The authors of the Declaration of Independence were Adams and Jefferson, who subsequently became the second and the third presidents of the United States. They both died on the same day, and it was the fiftieth anniversary of the Declaration of Independence. What is the statistical chance of this coincidence of three dates? Or if a schoolboy or a man in the street should be asked to select the greatest statesman of the nineteenth century, and the greatest scientist of that century, he would most probably select Abraham Lincoln and Charles Darwin: both were born on the same day, February 12, 1809. Or similarly the two greatest writers of their age, Miguel Cervantes and William Shakespeare, died on the same day, April 23, 1616.

I mentioned these instances to illustrate the idea that coincidence sometimes bears the mark of the miraculous, and sometimes the explaining away of telepathy is stranger than telepathy itself, for which I offered a naturalistic explanation in my paper on “The Physical Existence of the World of Thought.”
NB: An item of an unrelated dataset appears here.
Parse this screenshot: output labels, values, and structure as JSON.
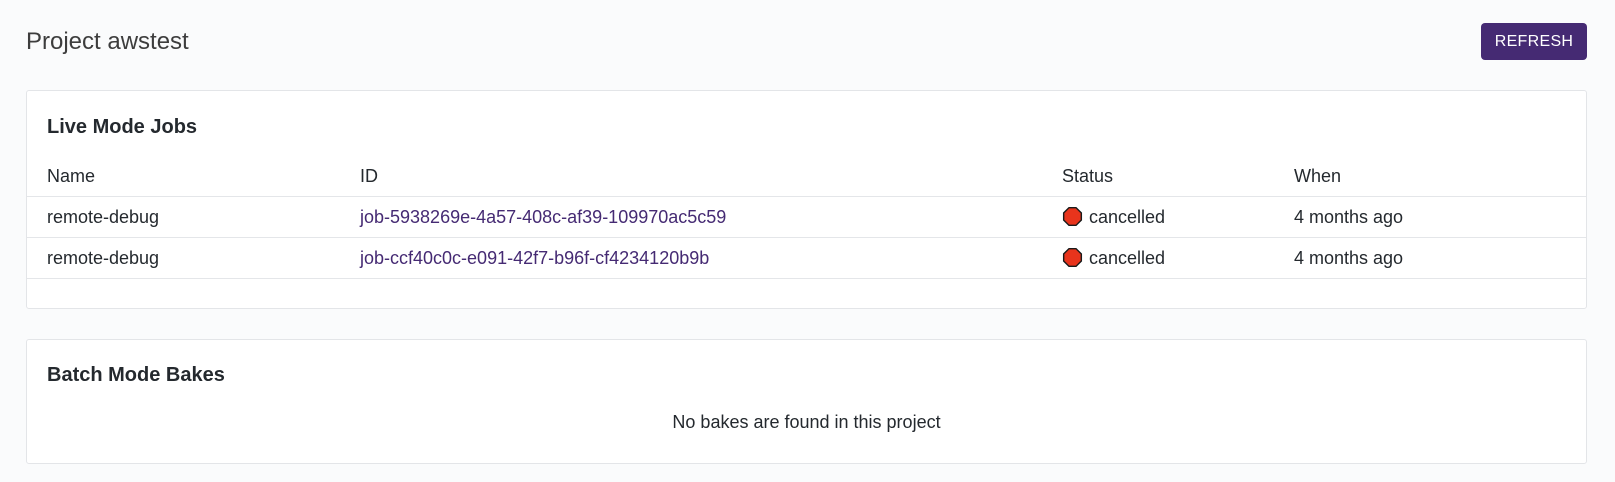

Before we left, Einstein told us of his dream of the night before. This dream impressed him strongly and he recounted it it with a voice of unusual warmth and passion, expecting that I would interpret it. He also related a dream he had had many years ago about an old colleague whom he had not liked, and he told the story in detail. The old dream’s explanation he already knew. I felt regret in having to disappoint him, but in accordance with standard psychoanalytic procedure I offered no clues to the understanding of the dream of the night before, especially since my wife, Miss Dukas, and Margot were present, though I could closely guess its meaning.